6. Mike Zunino, C, Mariners: Since he was drafted third overall last June, Zunino has been relentlessly dominant. After a 1.137 OPS at two levels in 2012, the 22-year-old out of University of Florida is off to a blazing start in 2013, tallying 16 RBI and 4 HR through his first five games. Zunino will not be held down for long if this sort of mashing keeps up. He offers big fantasy upside at a premium position.
7. Nolan Arenado, 3B, Rockies: I already told you why I’m excited about Arenado. The opportunity is there for him at third, and his gap power will benefit from the thin air at Coors. Expect to see Arenado in the bigs before July.
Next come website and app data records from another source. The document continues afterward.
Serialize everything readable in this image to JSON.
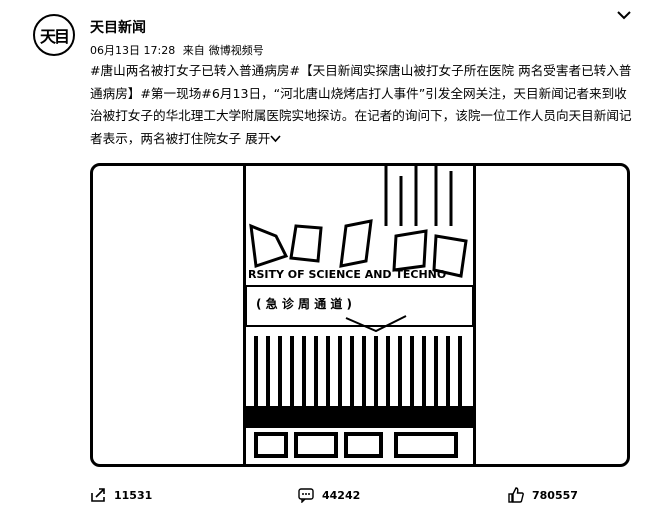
{
  "post": {
    "avatar_text": "天目",
    "author": "天目新闻",
    "date": "06月13日 17:28",
    "source_prefix": "来自",
    "source": "微博视频号",
    "text": "#唐山两名被打女子已转入普通病房#【天目新闻实探唐山被打女子所在医院 两名受害者已转入普通病房】#第一现场#6月13日，“河北唐山烧烤店打人事件”引发全网关注，天目新闻记者来到收治被打女子的华北理工大学附属医院实地探访。在记者的询问下，该院一位工作人员向天目新闻记者表示，两名被打住院女子",
    "expand_label": "展开"
  },
  "video": {
    "sign_text_1": "RSITY OF SCIENCE AND TECHNO",
    "sign_text_2": "( 急  诊   周  通  道 )"
  },
  "footer": {
    "repost_count": "11531",
    "comment_count": "44242",
    "like_count": "780557"
  },
  "icons": {
    "menu": "chevron-down-icon",
    "share": "share-icon",
    "comment": "comment-icon",
    "like": "like-icon"
  }
}
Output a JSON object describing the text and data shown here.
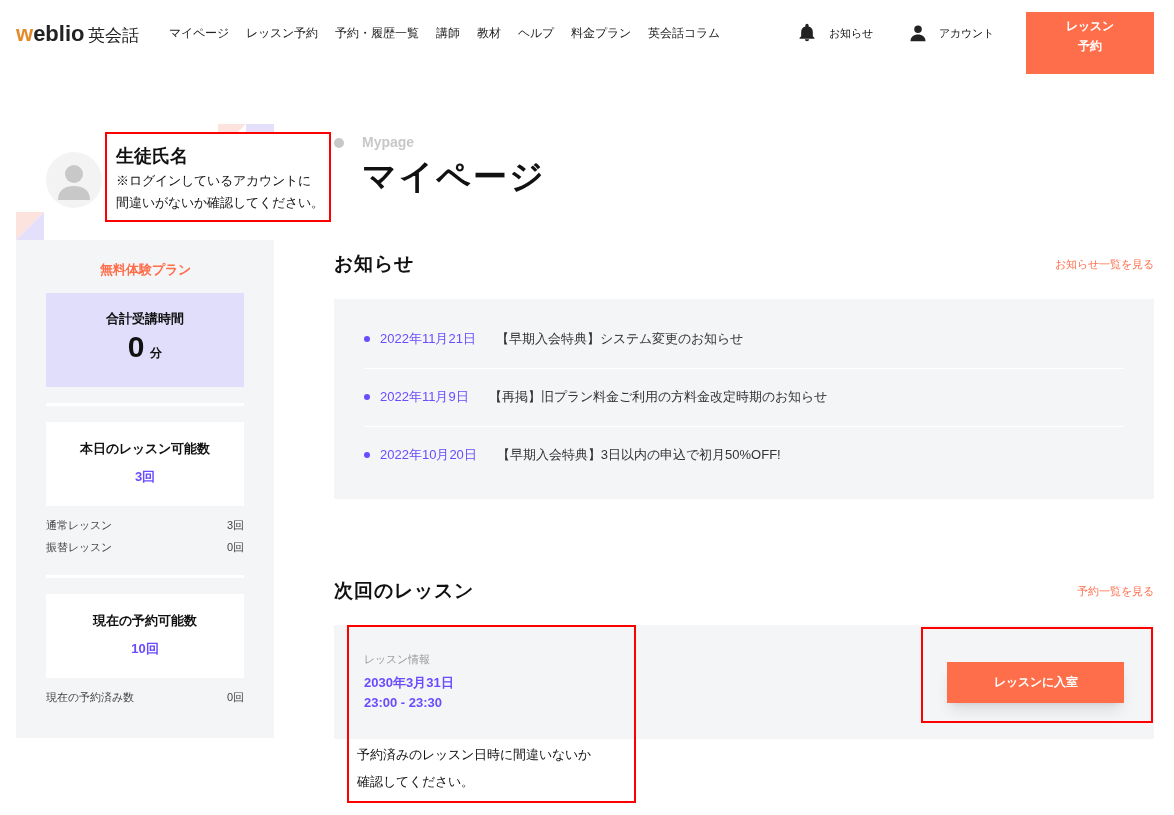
{
  "header": {
    "logo_accent": "w",
    "logo_text": "eblio",
    "logo_suffix": "英会話",
    "nav": [
      "マイページ",
      "レッスン予約",
      "予約・履歴一覧",
      "講師",
      "教材",
      "ヘルプ",
      "料金プラン",
      "英会話コラム"
    ],
    "actions": [
      {
        "kind": "bell",
        "label": "お知らせ"
      },
      {
        "kind": "person",
        "label": "アカウント"
      }
    ],
    "cta": "レッスン予約"
  },
  "profile_callout": {
    "title": "生徒氏名",
    "lines": [
      "※ログインしているアカウントに",
      "間違いがないか確認してください。"
    ]
  },
  "page_heading": {
    "eyebrow": "Mypage",
    "title": "マイページ"
  },
  "sidebar": {
    "plan": "無料体験プラン",
    "total": {
      "label": "合計受講時間",
      "value": "0",
      "unit": "分"
    },
    "cards": [
      {
        "title": "本日のレッスン可能数",
        "value": "3回",
        "rows": [
          {
            "label": "通常レッスン",
            "value": "3回"
          },
          {
            "label": "振替レッスン",
            "value": "0回"
          }
        ]
      },
      {
        "title": "現在の予約可能数",
        "value": "10回",
        "rows": [
          {
            "label": "現在の予約済み数",
            "value": "0回"
          }
        ]
      }
    ]
  },
  "news": {
    "title": "お知らせ",
    "link": "お知らせ一覧を見る",
    "items": [
      {
        "date": "2022年11月21日",
        "title": "【早期入会特典】システム変更のお知らせ"
      },
      {
        "date": "2022年11月9日",
        "title": "【再掲】旧プラン料金ご利用の方料金改定時期のお知らせ"
      },
      {
        "date": "2022年10月20日",
        "title": "【早期入会特典】3日以内の申込で初月50%OFF!"
      }
    ]
  },
  "next_lesson": {
    "title": "次回のレッスン",
    "link": "予約一覧を見る",
    "info_label": "レッスン情報",
    "date": "2030年3月31日",
    "time": "23:00 - 23:30",
    "button": "レッスンに入室",
    "note_lines": [
      "予約済みのレッスン日時に間違いないか",
      "確認してください。"
    ]
  }
}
8. Zack Wheeler, RHP, Mets: Wheeler is a front-of-the-rotation prospect with enormous potential, but he finds himself in a lousy situation, pitching in the launching pad that is Triple-A Las Vegas. He’s part of the 2013 plan in New York, so don’t let poor Pacific Coast League outings and low pitch counts steer you off course. Wheeler will bring big fantasy upside when he arrives, and he’s likely only a couple months away.
9. Dan Straily, RHP, Athletics: Straily was superb at the Triple-A level in 2012, striking out 11+ per-nine with a 2.02 ERA and a 0.89 WHIP. It wasn’t too surprising, then, that he picked apart the Astros lineup in a spot start last week. The A’s won’t hesitate to call him back to the majors if there’s a need. Straily brings good fantasy potential and he’ll be pitching in a friendly ballpark.
10. Danny Hultzen, LHP, Mariners: Hultzen appeared unhittable at Double-A in 2012, but he was quite bad after promotion to Triple-A. The thought is that he simply hit a wall last year, which was his first full-season of pro baseball. Off to a good start at Triple-A in 2013, expect Hultzen to work his way into Seattle’s rotation at some point this summer. The 23-year-old can be dominant when his command is working.